This one’s label must still be near the top of the tag bucket since it’s a new purchase. A good gardener would go out there, find it and label it…. but all I’ve got for you is it’s not “Schwarzkopf”.
Now to wrap things up (so I can finally get to work on the stupid basement tiling job I started) here are my foliage stars.
Canna “Tropicana” might be the most obscene show of gaudy color in my garden. I love it with the dahlias and rudbeckia. Good thing there’s some green nearby to calm things down.
Morning light on the sunflower patch.
My ‘Polish cannas’ were a gift which traces it’s history back to a friend’s old Polish neighbor. It’s probably really canna indica “purpurea” or “Russian red”.
And same cannas at noon. A sculptural plant I think.
The small blooms aren’t much for a flower lover, but they have a graceful look and the hummingbirds appreciate them.
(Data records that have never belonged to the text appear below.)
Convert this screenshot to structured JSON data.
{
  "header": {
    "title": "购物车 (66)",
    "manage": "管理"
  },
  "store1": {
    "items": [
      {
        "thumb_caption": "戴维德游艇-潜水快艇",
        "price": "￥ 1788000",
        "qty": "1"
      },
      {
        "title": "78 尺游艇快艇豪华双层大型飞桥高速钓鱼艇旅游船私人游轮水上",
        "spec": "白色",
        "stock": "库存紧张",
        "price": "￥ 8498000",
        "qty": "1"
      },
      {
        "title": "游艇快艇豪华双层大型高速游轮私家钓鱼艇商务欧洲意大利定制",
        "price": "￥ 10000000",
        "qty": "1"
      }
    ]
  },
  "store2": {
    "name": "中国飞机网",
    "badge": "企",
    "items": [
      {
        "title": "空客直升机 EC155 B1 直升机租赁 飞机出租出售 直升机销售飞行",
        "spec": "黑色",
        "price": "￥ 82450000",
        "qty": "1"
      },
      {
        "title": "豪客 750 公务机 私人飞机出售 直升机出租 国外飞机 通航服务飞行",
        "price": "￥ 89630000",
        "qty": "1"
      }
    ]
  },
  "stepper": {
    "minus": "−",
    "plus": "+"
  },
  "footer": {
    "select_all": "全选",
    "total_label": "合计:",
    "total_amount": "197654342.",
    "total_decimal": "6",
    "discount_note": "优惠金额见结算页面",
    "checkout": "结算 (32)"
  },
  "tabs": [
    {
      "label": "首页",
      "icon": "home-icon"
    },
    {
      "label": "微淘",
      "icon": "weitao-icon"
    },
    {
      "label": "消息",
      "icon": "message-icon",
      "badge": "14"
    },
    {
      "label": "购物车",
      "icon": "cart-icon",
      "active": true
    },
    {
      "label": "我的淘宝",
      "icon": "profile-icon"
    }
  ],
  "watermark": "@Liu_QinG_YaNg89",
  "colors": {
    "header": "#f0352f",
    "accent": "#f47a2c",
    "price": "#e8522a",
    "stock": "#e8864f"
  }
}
So that’s my foliage, thanks for sticking it out. I did manage to keep all the coleus out (but of course there’s still all of September for that) and I hope that gave a little relief, but I was really surprised by how much color and interest I get from foliage. Maybe I am growing up and my tastes are maturing…. but I hope not. I like my messes of color too much!
Thanks Christina for hosting and thanks for opening my eyes to all that foliage does in the garden.